Cashing in on the self-build revolution

Friday 2nd May, 2014 | 8.00am-9.30am

The Old Operating Theatre Museum, 9a St Thomas Street, SE1 9RY.

Millions of people watch Grand Designs, and more than half the population says it would like, at some stage in their lives, to have a custom designed home built for them.  Few manage to achieve this because of the difficulty finding a plot, navigating the planning system and funding the build. But all that is about to change, and the sector is set to at least double in size over the next few years.

Ted Stevens, chairman of the National Self Build Association, explains the three main types of ‘self build’ – traditional one-off self build homes; the new wave of custom build projects; and the emerging community-led housing sector. It will identify the public and private sector organisations that are at the vanguard of the revolution that is taking place.

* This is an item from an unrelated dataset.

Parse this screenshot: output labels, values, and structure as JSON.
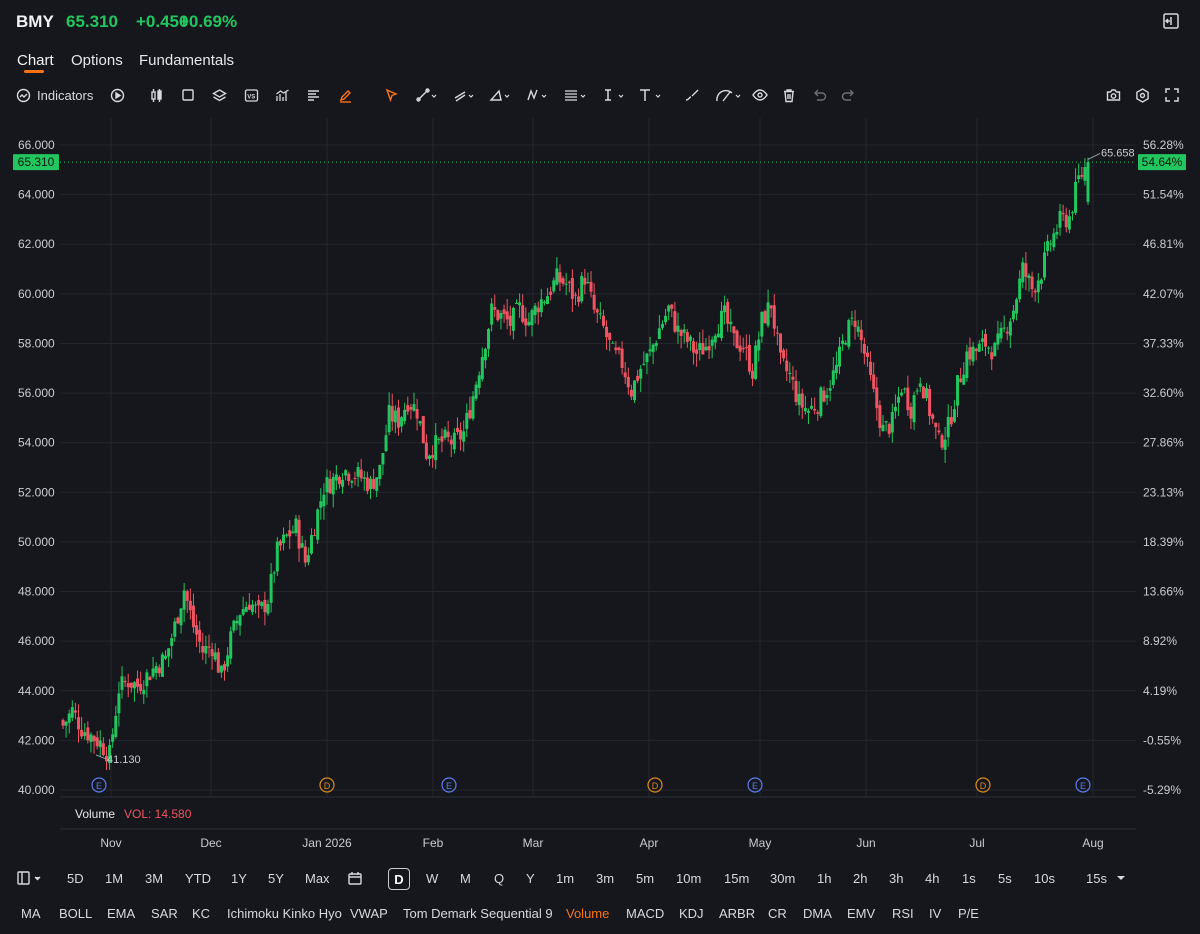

At the same time, around 20 new developer/enabler organisations have set up to provide ‘self build made simple’ solutions, and scores of councils and housing associations are piloting innovative community-led self build projects based on some exciting concepts that are being imported from Europe. Collectively this will have a huge impact.

All this activity and support means there are some real opportunities for architects and other building professionals. But where is the work? And how can you cash in on the expansion?

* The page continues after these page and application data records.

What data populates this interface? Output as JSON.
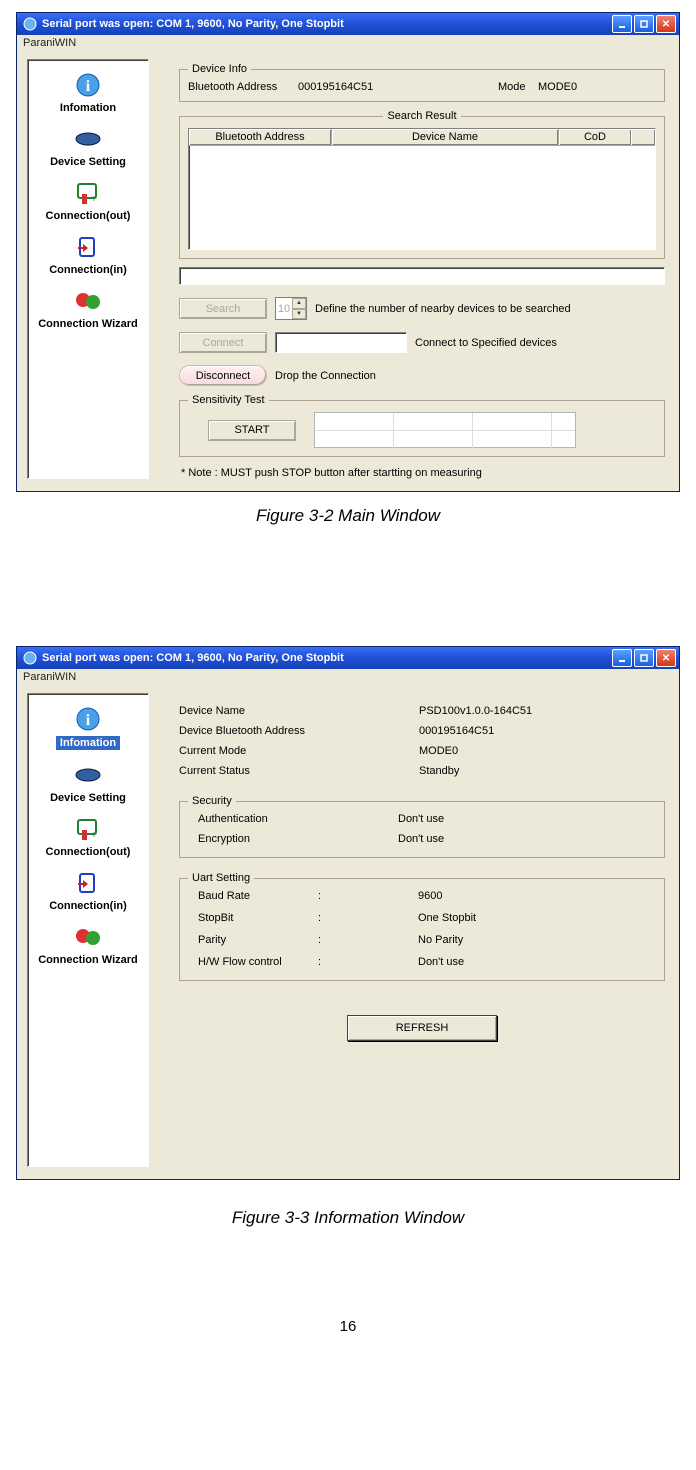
{
  "w1": {
    "title": "Serial port was open: COM 1, 9600, No Parity, One Stopbit",
    "menu": "ParaniWIN",
    "sidebar": [
      "Infomation",
      "Device Setting",
      "Connection(out)",
      "Connection(in)",
      "Connection Wizard"
    ],
    "devinfo": {
      "legend": "Device Info",
      "addr_label": "Bluetooth Address",
      "addr_value": "000195164C51",
      "mode_label": "Mode",
      "mode_value": "MODE0"
    },
    "search": {
      "legend": "Search Result",
      "cols": [
        "Bluetooth Address",
        "Device Name",
        "CoD"
      ]
    },
    "controls": {
      "search_btn": "Search",
      "spinner": "10",
      "search_note": "Define the number of nearby devices to be searched",
      "connect_btn": "Connect",
      "connect_note": "Connect to Specified devices",
      "disconnect_btn": "Disconnect",
      "disconnect_note": "Drop the Connection"
    },
    "sens": {
      "legend": "Sensitivity Test",
      "start_btn": "START"
    },
    "note": "* Note : MUST push STOP button after startting on measuring"
  },
  "fig1": "Figure 3-2 Main Window",
  "w2": {
    "title": "Serial port was open: COM 1, 9600, No Parity, One Stopbit",
    "menu": "ParaniWIN",
    "sidebar": [
      "Infomation",
      "Device Setting",
      "Connection(out)",
      "Connection(in)",
      "Connection Wizard"
    ],
    "info": {
      "devname_k": "Device Name",
      "devname_v": "PSD100v1.0.0-164C51",
      "bt_k": "Device Bluetooth Address",
      "bt_v": "000195164C51",
      "mode_k": "Current Mode",
      "mode_v": "MODE0",
      "status_k": "Current Status",
      "status_v": "Standby"
    },
    "security": {
      "legend": "Security",
      "auth_k": "Authentication",
      "auth_v": "Don't use",
      "enc_k": "Encryption",
      "enc_v": "Don't use"
    },
    "uart": {
      "legend": "Uart Setting",
      "baud_k": "Baud Rate",
      "baud_v": "9600",
      "stop_k": "StopBit",
      "stop_v": "One Stopbit",
      "parity_k": "Parity",
      "parity_v": "No Parity",
      "flow_k": "H/W Flow control",
      "flow_v": "Don't use",
      "colon": ":"
    },
    "refresh": "REFRESH"
  },
  "fig2": "Figure 3-3 Information Window",
  "page_num": "16"
}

Ted is the chairman of the National Self Build Association (NaSBA) which he helped set up five years ago. NaSBA is essentially a lobbying organisation with the aim of seeing a significant expansion of the self build sector in the UK.

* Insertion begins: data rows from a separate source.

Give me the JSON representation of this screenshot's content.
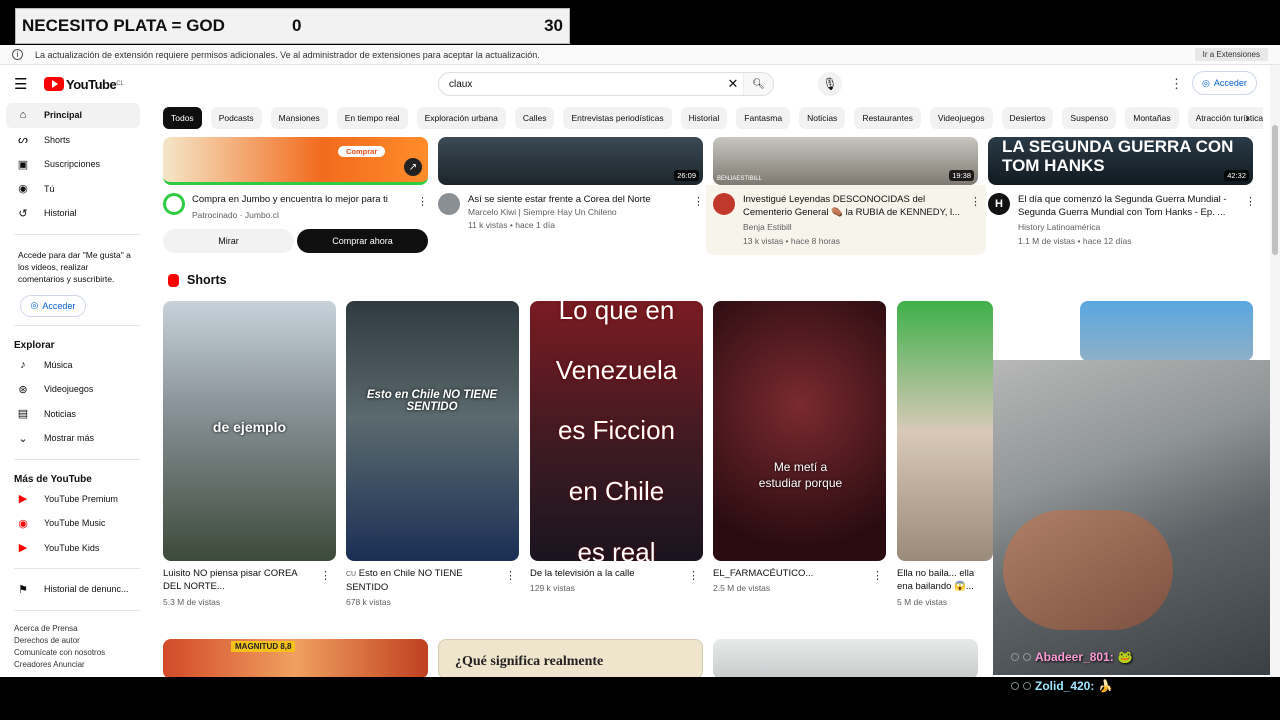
{
  "overlay": {
    "title": "NECESITO PLATA = GOD",
    "count_a": "0",
    "count_b": "30"
  },
  "infobar": {
    "message": "La actualización de extensión requiere permisos adicionales. Ve al administrador de extensiones para aceptar la actualización.",
    "button": "Ir a Extensiones"
  },
  "header": {
    "logo": "YouTube",
    "logo_region": "CL",
    "search_value": "claux",
    "signin": "Acceder"
  },
  "sidebar": {
    "items": [
      "Principal",
      "Shorts",
      "Suscripciones",
      "Tú",
      "Historial"
    ],
    "note": "Accede para dar \"Me gusta\" a los videos, realizar comentarios y suscribirte.",
    "signin": "Acceder",
    "explore_title": "Explorar",
    "explore": [
      "Música",
      "Videojuegos",
      "Noticias",
      "Mostrar más"
    ],
    "more_title": "Más de YouTube",
    "more": [
      "YouTube Premium",
      "YouTube Music",
      "YouTube Kids"
    ],
    "report": "Historial de denunc...",
    "footer": [
      "Acerca de  Prensa",
      "Derechos de autor",
      "Comunícate con nosotros",
      "Creadores  Anunciar"
    ]
  },
  "chips": [
    "Todos",
    "Podcasts",
    "Mansiones",
    "En tiempo real",
    "Exploración urbana",
    "Calles",
    "Entrevistas periodísticas",
    "Historial",
    "Fantasma",
    "Noticias",
    "Restaurantes",
    "Videojuegos",
    "Desiertos",
    "Suspenso",
    "Montañas",
    "Atracción turística"
  ],
  "videos": [
    {
      "title": "Compra en Jumbo y encuentra lo mejor para ti",
      "channel": "Patrocinado · Jumbo.cl",
      "thumb_text": "Comprar",
      "btn1": "Mirar",
      "btn2": "Comprar ahora"
    },
    {
      "title": "Así se siente estar frente a Corea del Norte",
      "channel": "Marcelo Kiwi | Siempre Hay Un Chileno",
      "meta": "11 k vistas • hace 1 día",
      "duration": "26:09"
    },
    {
      "title": "Investigué Leyendas DESCONOCIDAS del Cementerio General ⚰️ la RUBIA de KENNEDY, l...",
      "channel": "Benja Estibill",
      "meta": "13 k vistas • hace 8 horas",
      "duration": "19:38",
      "thumb_text": "BENJAESTIBILL"
    },
    {
      "title": "El día que comenzó la Segunda Guerra Mundial - Segunda Guerra Mundial con Tom Hanks - Ep. ...",
      "channel": "History Latinoamérica",
      "meta": "1.1 M de vistas • hace 12 días",
      "duration": "42:32",
      "thumb_text": "LA SEGUNDA GUERRA CON TOM HANKS"
    }
  ],
  "shorts_title": "Shorts",
  "shorts": [
    {
      "title": "Luisito NO piensa pisar COREA DEL NORTE...",
      "views": "5.3 M de vistas",
      "overlay": "de ejemplo"
    },
    {
      "title": "Esto en Chile NO TIENE SENTIDO",
      "views": "678 k vistas",
      "overlay": "Esto en Chile NO TIENE SENTIDO",
      "prefix": "CU"
    },
    {
      "title": "De la televisión a la calle",
      "views": "129 k vistas",
      "overlay_lines": [
        "Lo que en",
        "Venezuela",
        "es Ficcion",
        "en Chile",
        "es real"
      ]
    },
    {
      "title": "EL_FARMACÉUTICO...",
      "views": "2.5 M de vistas",
      "overlay": "Me metí a estudiar porque"
    },
    {
      "title": "Ella no baila... ella ena bailando 😱...",
      "views": "5 M de vistas"
    }
  ],
  "bottom_row": {
    "thumb1": "MAGNITUD 8,8",
    "thumb2": "¿Qué significa realmente"
  },
  "chat": [
    {
      "user": "Abadeer_801:",
      "msg": "🐸"
    },
    {
      "user": "Zolid_420:",
      "msg": "🍌"
    }
  ],
  "colors": {
    "accent": "#065fd4",
    "brand": "#ff0000"
  }
}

He has always had an interest in architecture and construction - his first job was as a journalist on the magazine Building Design. Later he became editor of Planning, and he launched the monthly publication called Energy in Buildings. In the mid 1980s he set up a marketing and PR firm (Camargue) which grew to become the biggest and most active consultancy in the property and built environment sector. In 2011 the then Housing Minister Grant Shapps asked him to help prepare an Action Plan to grow the self build sector. He lives in Gloucestershire in a house that was custom built in 2004.